To do -
Without including any pictures, write out all the records word for word.

Given records -
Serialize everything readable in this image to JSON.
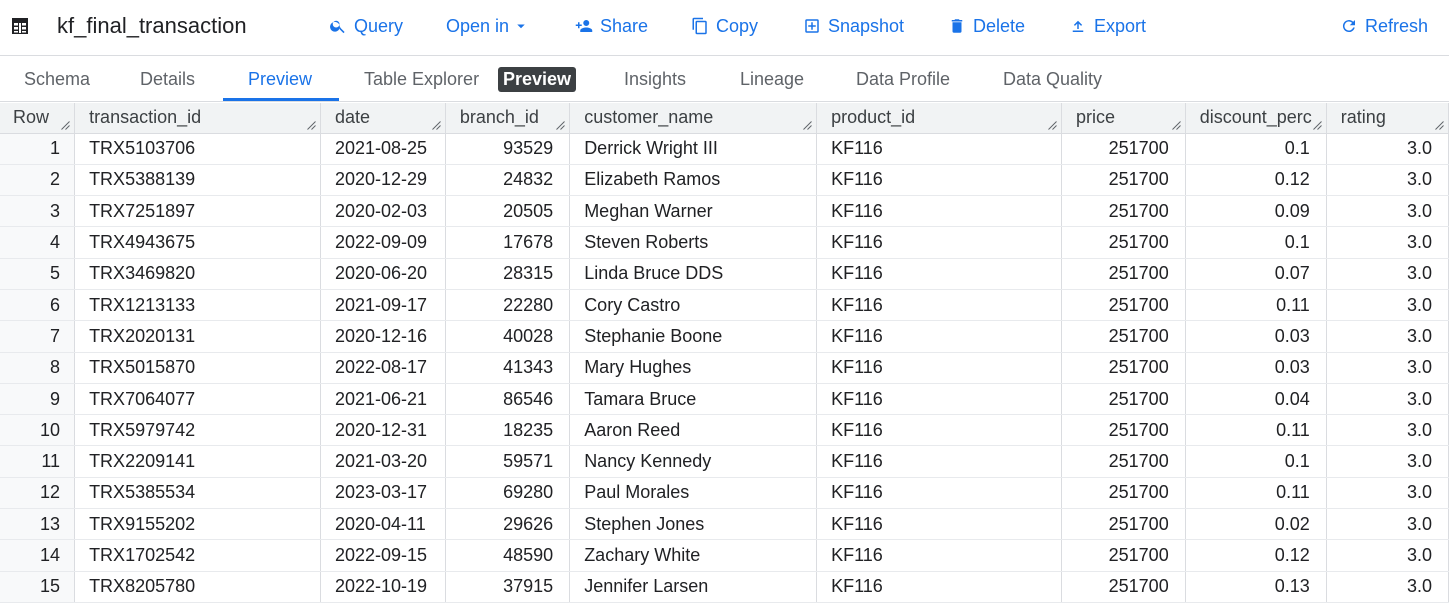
{
  "header": {
    "title": "kf_final_transaction",
    "actions": {
      "query": "Query",
      "open_in": "Open in",
      "share": "Share",
      "copy": "Copy",
      "snapshot": "Snapshot",
      "delete": "Delete",
      "export": "Export",
      "refresh": "Refresh"
    },
    "icons": [
      "table-icon",
      "search-icon",
      "chevron-down-icon",
      "person-add-icon",
      "copy-icon",
      "snapshot-icon",
      "trash-icon",
      "upload-icon",
      "refresh-icon"
    ],
    "accent_color": "#1a73e8"
  },
  "tabs": {
    "schema": "Schema",
    "details": "Details",
    "preview": "Preview",
    "table_explorer": "Table Explorer",
    "table_explorer_badge": "Preview",
    "insights": "Insights",
    "lineage": "Lineage",
    "data_profile": "Data Profile",
    "data_quality": "Data Quality",
    "active": "Preview"
  },
  "grid": {
    "columns": [
      "Row",
      "transaction_id",
      "date",
      "branch_id",
      "customer_name",
      "product_id",
      "price",
      "discount_perc",
      "rating"
    ],
    "rows": [
      [
        "1",
        "TRX5103706",
        "2021-08-25",
        "93529",
        "Derrick Wright III",
        "KF116",
        "251700",
        "0.1",
        "3.0"
      ],
      [
        "2",
        "TRX5388139",
        "2020-12-29",
        "24832",
        "Elizabeth Ramos",
        "KF116",
        "251700",
        "0.12",
        "3.0"
      ],
      [
        "3",
        "TRX7251897",
        "2020-02-03",
        "20505",
        "Meghan Warner",
        "KF116",
        "251700",
        "0.09",
        "3.0"
      ],
      [
        "4",
        "TRX4943675",
        "2022-09-09",
        "17678",
        "Steven Roberts",
        "KF116",
        "251700",
        "0.1",
        "3.0"
      ],
      [
        "5",
        "TRX3469820",
        "2020-06-20",
        "28315",
        "Linda Bruce DDS",
        "KF116",
        "251700",
        "0.07",
        "3.0"
      ],
      [
        "6",
        "TRX1213133",
        "2021-09-17",
        "22280",
        "Cory Castro",
        "KF116",
        "251700",
        "0.11",
        "3.0"
      ],
      [
        "7",
        "TRX2020131",
        "2020-12-16",
        "40028",
        "Stephanie Boone",
        "KF116",
        "251700",
        "0.03",
        "3.0"
      ],
      [
        "8",
        "TRX5015870",
        "2022-08-17",
        "41343",
        "Mary Hughes",
        "KF116",
        "251700",
        "0.03",
        "3.0"
      ],
      [
        "9",
        "TRX7064077",
        "2021-06-21",
        "86546",
        "Tamara Bruce",
        "KF116",
        "251700",
        "0.04",
        "3.0"
      ],
      [
        "10",
        "TRX5979742",
        "2020-12-31",
        "18235",
        "Aaron Reed",
        "KF116",
        "251700",
        "0.11",
        "3.0"
      ],
      [
        "11",
        "TRX2209141",
        "2021-03-20",
        "59571",
        "Nancy Kennedy",
        "KF116",
        "251700",
        "0.1",
        "3.0"
      ],
      [
        "12",
        "TRX5385534",
        "2023-03-17",
        "69280",
        "Paul Morales",
        "KF116",
        "251700",
        "0.11",
        "3.0"
      ],
      [
        "13",
        "TRX9155202",
        "2020-04-11",
        "29626",
        "Stephen Jones",
        "KF116",
        "251700",
        "0.02",
        "3.0"
      ],
      [
        "14",
        "TRX1702542",
        "2022-09-15",
        "48590",
        "Zachary White",
        "KF116",
        "251700",
        "0.12",
        "3.0"
      ],
      [
        "15",
        "TRX8205780",
        "2022-10-19",
        "37915",
        "Jennifer Larsen",
        "KF116",
        "251700",
        "0.13",
        "3.0"
      ]
    ]
  }
}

Written answer -
Serialize everything readable in this image to JSON.
{
  "header": {
    "title": "kf_final_transaction",
    "actions": {
      "query": "Query",
      "open_in": "Open in",
      "share": "Share",
      "copy": "Copy",
      "snapshot": "Snapshot",
      "delete": "Delete",
      "export": "Export",
      "refresh": "Refresh"
    },
    "icons": [
      "table-icon",
      "search-icon",
      "chevron-down-icon",
      "person-add-icon",
      "copy-icon",
      "snapshot-icon",
      "trash-icon",
      "upload-icon",
      "refresh-icon"
    ],
    "accent_color": "#1a73e8"
  },
  "tabs": {
    "schema": "Schema",
    "details": "Details",
    "preview": "Preview",
    "table_explorer": "Table Explorer",
    "table_explorer_badge": "Preview",
    "insights": "Insights",
    "lineage": "Lineage",
    "data_profile": "Data Profile",
    "data_quality": "Data Quality",
    "active": "Preview"
  },
  "grid": {
    "columns": [
      "Row",
      "transaction_id",
      "date",
      "branch_id",
      "customer_name",
      "product_id",
      "price",
      "discount_perc",
      "rating"
    ],
    "rows": [
      [
        "1",
        "TRX5103706",
        "2021-08-25",
        "93529",
        "Derrick Wright III",
        "KF116",
        "251700",
        "0.1",
        "3.0"
      ],
      [
        "2",
        "TRX5388139",
        "2020-12-29",
        "24832",
        "Elizabeth Ramos",
        "KF116",
        "251700",
        "0.12",
        "3.0"
      ],
      [
        "3",
        "TRX7251897",
        "2020-02-03",
        "20505",
        "Meghan Warner",
        "KF116",
        "251700",
        "0.09",
        "3.0"
      ],
      [
        "4",
        "TRX4943675",
        "2022-09-09",
        "17678",
        "Steven Roberts",
        "KF116",
        "251700",
        "0.1",
        "3.0"
      ],
      [
        "5",
        "TRX3469820",
        "2020-06-20",
        "28315",
        "Linda Bruce DDS",
        "KF116",
        "251700",
        "0.07",
        "3.0"
      ],
      [
        "6",
        "TRX1213133",
        "2021-09-17",
        "22280",
        "Cory Castro",
        "KF116",
        "251700",
        "0.11",
        "3.0"
      ],
      [
        "7",
        "TRX2020131",
        "2020-12-16",
        "40028",
        "Stephanie Boone",
        "KF116",
        "251700",
        "0.03",
        "3.0"
      ],
      [
        "8",
        "TRX5015870",
        "2022-08-17",
        "41343",
        "Mary Hughes",
        "KF116",
        "251700",
        "0.03",
        "3.0"
      ],
      [
        "9",
        "TRX7064077",
        "2021-06-21",
        "86546",
        "Tamara Bruce",
        "KF116",
        "251700",
        "0.04",
        "3.0"
      ],
      [
        "10",
        "TRX5979742",
        "2020-12-31",
        "18235",
        "Aaron Reed",
        "KF116",
        "251700",
        "0.11",
        "3.0"
      ],
      [
        "11",
        "TRX2209141",
        "2021-03-20",
        "59571",
        "Nancy Kennedy",
        "KF116",
        "251700",
        "0.1",
        "3.0"
      ],
      [
        "12",
        "TRX5385534",
        "2023-03-17",
        "69280",
        "Paul Morales",
        "KF116",
        "251700",
        "0.11",
        "3.0"
      ],
      [
        "13",
        "TRX9155202",
        "2020-04-11",
        "29626",
        "Stephen Jones",
        "KF116",
        "251700",
        "0.02",
        "3.0"
      ],
      [
        "14",
        "TRX1702542",
        "2022-09-15",
        "48590",
        "Zachary White",
        "KF116",
        "251700",
        "0.12",
        "3.0"
      ],
      [
        "15",
        "TRX8205780",
        "2022-10-19",
        "37915",
        "Jennifer Larsen",
        "KF116",
        "251700",
        "0.13",
        "3.0"
      ]
    ]
  }
}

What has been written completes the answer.